[Task goal]: Copy each line below in which the string "value" appears.

** Data shown follows **

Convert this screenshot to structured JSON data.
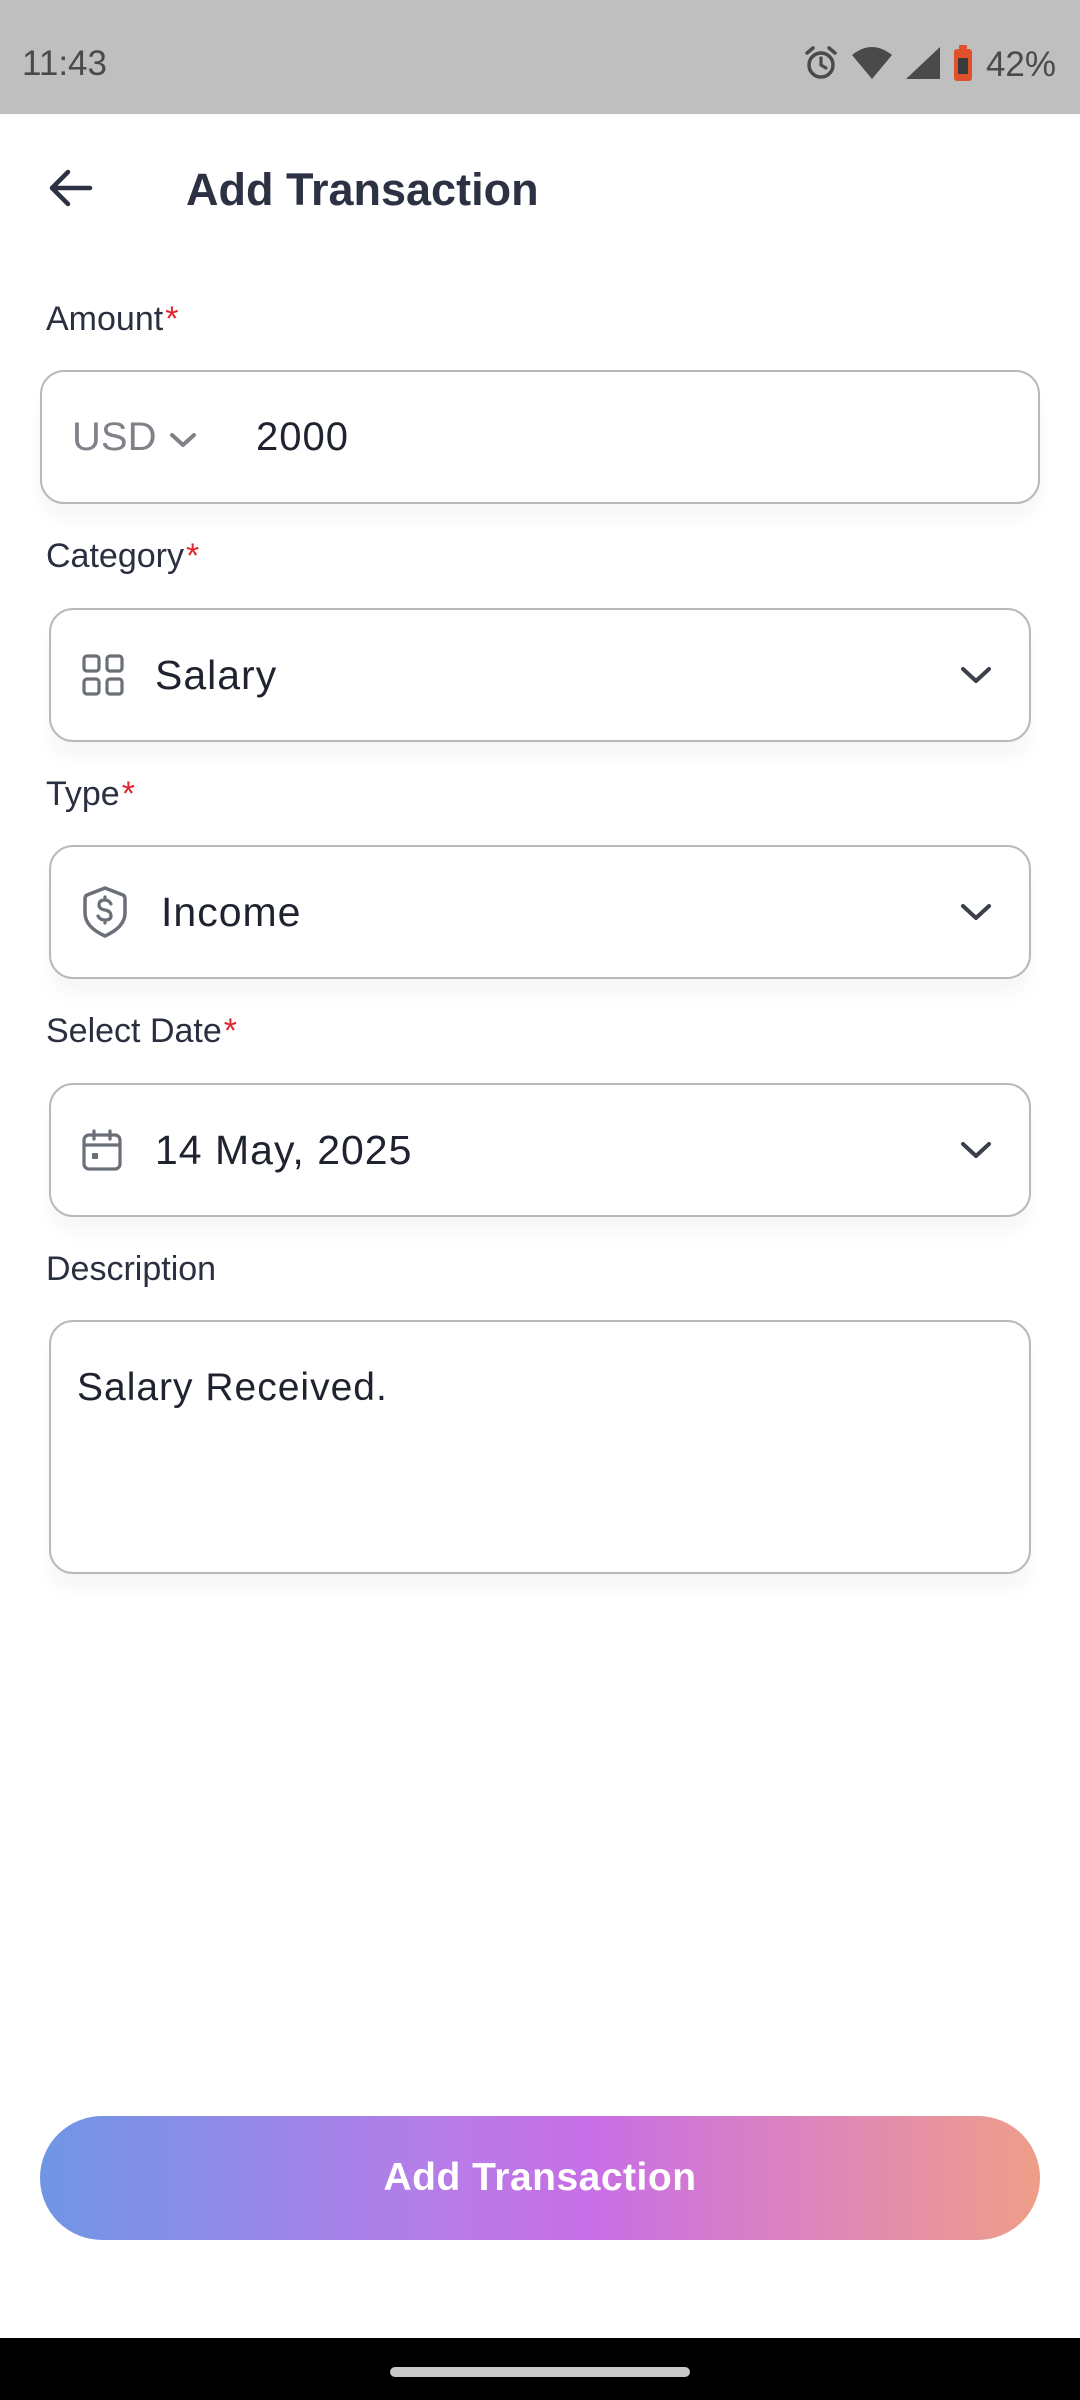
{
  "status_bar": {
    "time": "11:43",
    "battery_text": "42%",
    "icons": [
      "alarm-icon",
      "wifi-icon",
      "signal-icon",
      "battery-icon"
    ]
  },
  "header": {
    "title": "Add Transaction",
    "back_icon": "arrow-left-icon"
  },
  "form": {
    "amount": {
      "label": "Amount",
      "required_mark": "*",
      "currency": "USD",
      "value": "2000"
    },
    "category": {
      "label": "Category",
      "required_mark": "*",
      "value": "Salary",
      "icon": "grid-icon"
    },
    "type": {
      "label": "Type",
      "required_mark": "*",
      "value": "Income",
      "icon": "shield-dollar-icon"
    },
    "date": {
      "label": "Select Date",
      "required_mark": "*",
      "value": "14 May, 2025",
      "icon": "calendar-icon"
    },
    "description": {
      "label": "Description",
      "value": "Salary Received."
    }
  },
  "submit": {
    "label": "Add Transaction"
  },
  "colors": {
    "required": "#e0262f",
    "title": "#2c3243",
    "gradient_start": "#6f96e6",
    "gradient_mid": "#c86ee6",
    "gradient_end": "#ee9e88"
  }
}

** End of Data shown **

[Reply to the task]:
      "value": "2000"
      "value": "Salary",
      "value": "Income",
      "value": "14 May, 2025",
      "value": "Salary Received."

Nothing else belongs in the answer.